and uninflected "accessibility," he has
become, oddly enough, almost inaccessible, a scientist
working in his lab, aloof, far away. Now, by his
own design, I can only see the backs of necks and
drinks in hands. He used to invite us to the party,
or was at least good enough to slam our heads in
the door a few times before kicking us out.
is he getting softer? No, just "smarter"—a
common artistic disease. Mamet the Filmmaker is
playing to a different audience than his Playwright
alter ego. Let's face it, the folks going to a Mamet-headlined
play and a Steve Martin-headlined movie (see The
Spanish Prisoner) are a somewhat disparate
bunch. Because his films are regulated (his own
regulations, though!) by the stricter constraints
of the film medium and the presupposed lower patience
level of the audience, they do not carry the tsunamic
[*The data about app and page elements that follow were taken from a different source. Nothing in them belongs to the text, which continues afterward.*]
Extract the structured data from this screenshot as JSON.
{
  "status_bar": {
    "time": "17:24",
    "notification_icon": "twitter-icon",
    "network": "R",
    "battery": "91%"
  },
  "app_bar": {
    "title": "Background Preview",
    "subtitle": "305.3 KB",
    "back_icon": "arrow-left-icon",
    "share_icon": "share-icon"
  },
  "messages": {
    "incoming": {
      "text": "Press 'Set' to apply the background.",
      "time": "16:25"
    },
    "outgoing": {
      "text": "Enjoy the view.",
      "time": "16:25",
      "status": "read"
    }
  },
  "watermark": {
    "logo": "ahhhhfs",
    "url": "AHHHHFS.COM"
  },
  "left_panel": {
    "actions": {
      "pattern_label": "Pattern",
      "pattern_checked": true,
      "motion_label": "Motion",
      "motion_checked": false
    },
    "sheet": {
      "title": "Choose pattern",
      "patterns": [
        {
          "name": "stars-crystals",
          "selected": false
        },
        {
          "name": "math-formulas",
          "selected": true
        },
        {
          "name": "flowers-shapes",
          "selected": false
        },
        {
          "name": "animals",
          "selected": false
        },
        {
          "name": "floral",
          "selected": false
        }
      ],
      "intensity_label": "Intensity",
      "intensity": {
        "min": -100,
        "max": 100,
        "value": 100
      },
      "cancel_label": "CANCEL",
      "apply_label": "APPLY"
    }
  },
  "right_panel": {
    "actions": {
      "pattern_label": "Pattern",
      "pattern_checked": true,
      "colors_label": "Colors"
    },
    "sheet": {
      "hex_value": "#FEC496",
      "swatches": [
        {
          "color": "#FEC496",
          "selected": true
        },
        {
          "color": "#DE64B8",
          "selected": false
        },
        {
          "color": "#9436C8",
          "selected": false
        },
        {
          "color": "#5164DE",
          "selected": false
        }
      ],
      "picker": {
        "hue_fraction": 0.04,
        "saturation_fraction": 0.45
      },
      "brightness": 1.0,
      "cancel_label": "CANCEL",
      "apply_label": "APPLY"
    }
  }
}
energy of his plays and, in fact, have become almost
parodies of David Mamet the Playwright. They tip
their hat to his style and mannerisms but do not
fully commit to them and give in, structurally,
to their bend and sway. Instead, David Mamet the
Filmmaker is not that easy to distinguish from his
imitators. Put him beside a talented imitator, like
Neil LaBute of In the Company of Men
and Your Friends and Neighbors, and
it is hard to tell not only who is who, but who
is copying whom.
we need folks like Mamet out there, true philosophers
of their art, both talented and gravely concerned
about the direction their art form is heading—just
as we need the easy emotional yank of the latest
Meg Ryan romantic comedy. However (and try to follow
me here), Mamet may be unconsciously trying to pay
homage to the Mamet that is being paid homage by
writers like LaBute. And, if this is true, mass
confusion may be the final price of success and
the ultimate consequence of being conned by your